This year, Martin Luther King Day is on Monday, January 21 2013. The first one was on January 20, 1986 as a federal holiday honoring Martin Luther King. Through fifteen years of the persistent efforts of Congress Members John Conyers (Michigan), Shirley Chisholm (New York) and an army of other supports, Martin Luther King Day legislation was passed in 1983. A number of changes were required for it to be acceptable as a federal holiday. The date was changed to the third Monday in January, rather than his birthday of January 15, so as to distance it from Christmas and New Years. Several states resisted celebrating the holiday for various reasons. Several southern states included celebrations for various Confederate generals on that day. Arizona voters didn’t approve the holiday until 1992 after pressure from a tourist boycott. Only recently in 2000 was it first officially observed in all 50 states.

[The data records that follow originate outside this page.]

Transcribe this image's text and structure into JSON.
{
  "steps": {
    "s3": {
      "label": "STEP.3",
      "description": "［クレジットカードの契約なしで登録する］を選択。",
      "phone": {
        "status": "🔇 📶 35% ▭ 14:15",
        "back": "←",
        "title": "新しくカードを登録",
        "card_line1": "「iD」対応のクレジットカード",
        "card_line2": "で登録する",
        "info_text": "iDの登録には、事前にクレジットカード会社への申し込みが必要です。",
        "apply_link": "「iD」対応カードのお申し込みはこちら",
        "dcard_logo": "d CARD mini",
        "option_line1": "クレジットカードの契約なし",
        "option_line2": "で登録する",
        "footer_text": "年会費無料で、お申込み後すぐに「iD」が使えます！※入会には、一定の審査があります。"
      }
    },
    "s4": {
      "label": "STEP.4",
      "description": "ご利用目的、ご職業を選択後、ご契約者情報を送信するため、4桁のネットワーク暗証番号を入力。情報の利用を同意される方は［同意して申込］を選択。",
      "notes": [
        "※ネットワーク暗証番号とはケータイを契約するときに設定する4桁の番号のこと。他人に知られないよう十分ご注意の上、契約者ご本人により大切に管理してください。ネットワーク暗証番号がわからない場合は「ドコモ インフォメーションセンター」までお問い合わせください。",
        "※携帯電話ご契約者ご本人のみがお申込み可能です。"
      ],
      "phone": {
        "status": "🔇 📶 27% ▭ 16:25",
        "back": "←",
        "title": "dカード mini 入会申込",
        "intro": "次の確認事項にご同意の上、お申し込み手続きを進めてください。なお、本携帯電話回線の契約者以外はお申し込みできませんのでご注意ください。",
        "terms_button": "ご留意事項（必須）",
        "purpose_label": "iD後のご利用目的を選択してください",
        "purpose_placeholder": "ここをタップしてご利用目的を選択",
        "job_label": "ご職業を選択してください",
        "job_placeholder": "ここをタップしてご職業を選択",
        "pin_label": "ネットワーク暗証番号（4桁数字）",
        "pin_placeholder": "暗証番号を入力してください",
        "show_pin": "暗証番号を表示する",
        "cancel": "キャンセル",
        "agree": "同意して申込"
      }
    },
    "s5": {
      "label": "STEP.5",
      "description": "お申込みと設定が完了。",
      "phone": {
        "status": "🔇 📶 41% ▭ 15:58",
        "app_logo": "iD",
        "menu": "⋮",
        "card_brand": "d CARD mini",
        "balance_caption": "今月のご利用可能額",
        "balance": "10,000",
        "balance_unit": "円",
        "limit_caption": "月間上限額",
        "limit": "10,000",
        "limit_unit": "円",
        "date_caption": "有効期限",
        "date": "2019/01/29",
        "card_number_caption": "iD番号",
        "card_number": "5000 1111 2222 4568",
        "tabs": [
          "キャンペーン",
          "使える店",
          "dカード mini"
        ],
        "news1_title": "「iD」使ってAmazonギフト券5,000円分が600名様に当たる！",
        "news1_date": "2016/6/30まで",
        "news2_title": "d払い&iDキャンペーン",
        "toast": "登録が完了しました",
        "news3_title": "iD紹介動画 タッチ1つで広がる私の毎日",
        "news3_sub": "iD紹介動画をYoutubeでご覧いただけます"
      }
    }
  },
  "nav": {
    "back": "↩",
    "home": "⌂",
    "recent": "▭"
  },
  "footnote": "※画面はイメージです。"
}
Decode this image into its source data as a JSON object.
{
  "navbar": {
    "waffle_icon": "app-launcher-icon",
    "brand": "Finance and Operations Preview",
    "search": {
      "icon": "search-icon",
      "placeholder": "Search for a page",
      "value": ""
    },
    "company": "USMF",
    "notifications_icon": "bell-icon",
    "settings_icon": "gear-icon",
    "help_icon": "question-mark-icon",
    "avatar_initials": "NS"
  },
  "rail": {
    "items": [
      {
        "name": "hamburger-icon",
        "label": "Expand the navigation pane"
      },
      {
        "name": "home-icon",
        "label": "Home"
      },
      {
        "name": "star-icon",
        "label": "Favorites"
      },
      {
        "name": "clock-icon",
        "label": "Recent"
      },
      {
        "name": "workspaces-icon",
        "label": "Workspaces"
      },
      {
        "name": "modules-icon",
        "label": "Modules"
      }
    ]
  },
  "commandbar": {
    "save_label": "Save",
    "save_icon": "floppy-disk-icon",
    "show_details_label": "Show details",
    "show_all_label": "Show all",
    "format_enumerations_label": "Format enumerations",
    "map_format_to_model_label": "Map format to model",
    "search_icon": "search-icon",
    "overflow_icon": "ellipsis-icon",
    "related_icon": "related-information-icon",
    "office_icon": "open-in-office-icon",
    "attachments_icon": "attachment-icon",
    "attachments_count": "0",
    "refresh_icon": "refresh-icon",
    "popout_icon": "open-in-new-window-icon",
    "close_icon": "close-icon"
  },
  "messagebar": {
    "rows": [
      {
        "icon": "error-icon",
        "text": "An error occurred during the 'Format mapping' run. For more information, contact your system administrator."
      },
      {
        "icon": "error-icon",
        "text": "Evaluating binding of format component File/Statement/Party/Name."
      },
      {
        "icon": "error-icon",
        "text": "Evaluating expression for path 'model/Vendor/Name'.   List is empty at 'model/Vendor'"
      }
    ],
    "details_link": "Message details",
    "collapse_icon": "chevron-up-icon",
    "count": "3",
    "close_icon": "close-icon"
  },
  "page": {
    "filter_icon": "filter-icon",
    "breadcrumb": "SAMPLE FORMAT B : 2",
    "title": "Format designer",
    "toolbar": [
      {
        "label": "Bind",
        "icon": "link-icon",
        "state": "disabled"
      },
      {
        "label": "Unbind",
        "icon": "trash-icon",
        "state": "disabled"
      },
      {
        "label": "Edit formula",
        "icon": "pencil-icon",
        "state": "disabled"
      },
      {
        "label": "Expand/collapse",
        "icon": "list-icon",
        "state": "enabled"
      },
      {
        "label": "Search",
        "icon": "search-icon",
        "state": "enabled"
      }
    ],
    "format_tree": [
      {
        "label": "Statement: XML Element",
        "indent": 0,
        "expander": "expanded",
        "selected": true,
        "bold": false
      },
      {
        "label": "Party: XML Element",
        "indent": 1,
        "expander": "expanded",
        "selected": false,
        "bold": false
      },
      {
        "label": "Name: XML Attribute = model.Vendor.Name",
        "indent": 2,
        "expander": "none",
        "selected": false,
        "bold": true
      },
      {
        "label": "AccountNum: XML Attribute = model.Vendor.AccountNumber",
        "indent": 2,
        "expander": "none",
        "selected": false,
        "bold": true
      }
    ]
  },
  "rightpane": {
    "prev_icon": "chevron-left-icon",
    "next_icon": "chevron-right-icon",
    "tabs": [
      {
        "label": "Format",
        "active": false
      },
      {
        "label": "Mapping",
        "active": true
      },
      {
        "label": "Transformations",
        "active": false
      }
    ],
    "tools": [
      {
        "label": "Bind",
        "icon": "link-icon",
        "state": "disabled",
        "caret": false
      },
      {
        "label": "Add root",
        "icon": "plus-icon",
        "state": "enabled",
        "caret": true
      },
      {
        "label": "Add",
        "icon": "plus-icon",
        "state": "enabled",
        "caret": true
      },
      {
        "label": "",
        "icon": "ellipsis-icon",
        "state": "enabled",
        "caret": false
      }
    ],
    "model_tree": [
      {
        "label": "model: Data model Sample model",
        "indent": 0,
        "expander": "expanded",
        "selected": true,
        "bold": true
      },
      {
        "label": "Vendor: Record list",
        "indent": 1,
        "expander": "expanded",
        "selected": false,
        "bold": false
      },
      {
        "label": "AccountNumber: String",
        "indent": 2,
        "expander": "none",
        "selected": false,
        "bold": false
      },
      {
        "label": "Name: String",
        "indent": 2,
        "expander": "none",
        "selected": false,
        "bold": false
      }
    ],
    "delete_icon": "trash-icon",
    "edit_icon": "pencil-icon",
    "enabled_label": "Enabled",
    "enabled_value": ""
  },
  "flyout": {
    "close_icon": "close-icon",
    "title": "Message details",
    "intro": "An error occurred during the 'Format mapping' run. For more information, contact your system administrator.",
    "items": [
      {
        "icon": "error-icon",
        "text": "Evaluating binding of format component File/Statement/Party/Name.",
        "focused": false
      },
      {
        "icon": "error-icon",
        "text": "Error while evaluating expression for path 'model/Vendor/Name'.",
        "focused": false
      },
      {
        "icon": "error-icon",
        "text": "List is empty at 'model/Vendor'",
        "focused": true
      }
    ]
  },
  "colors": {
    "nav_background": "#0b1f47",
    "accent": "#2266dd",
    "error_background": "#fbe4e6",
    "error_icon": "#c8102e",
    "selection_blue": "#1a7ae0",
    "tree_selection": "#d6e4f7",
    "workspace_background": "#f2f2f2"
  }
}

Ironically in 2008, the original Martin Luther King Day of January 20 fell on the inauguration of the first acknowledged African American President. Barack Obama’s “This is your victory” election day speech spoke of a nation of hope “where all things are possible”. “Today we begin in earnest the work of making sure that the world we leave our children is just a bit better than the one we inhabit today”.
Advocates of Martin Luther King Day promote it as a day to focus on service activities using the motto “make it a Day ON, Not a Day Off!”. In fact, the 1994 King Holiday and Service Act designates the holiday as a national day of volunteer service, asking “Americans of all backgrounds and ages to celebrate Dr. King’s legacy by turning community concerns into citizen action.”
Martin Luther King brought together a diverse cross-section of the American citizenry to break down barriers and join forces in a common cause of justice and equity. Unfortunately, we still have much further to go in achieving diversity and inclusion in engineering. Community service learning projects have been proven to be an effective tool in developing integrative thinking and societal context in engineering education, as well as a means of attracting and motivating underrepresented engineers. One of the most successful efforts is the EPICS (Engineering Projects for Community Service) program originated in the College of Engineering at Purdue and the 2005 winner of the National Academy of Engineering‘s prestigious Gordon Prize for Innovation in Engineering and Technology Education.
For more information, see the Engineering Pathway’s resources on Martin Luther King and community service learning. Or view our Engineering Diversity or our Computing Diversity educational community sites. View our December 10th Engineering Education blog on the anniversary of his Nobel Peace Prize. The title of his Nobel lecture was “The Quest for Peace and Justice”.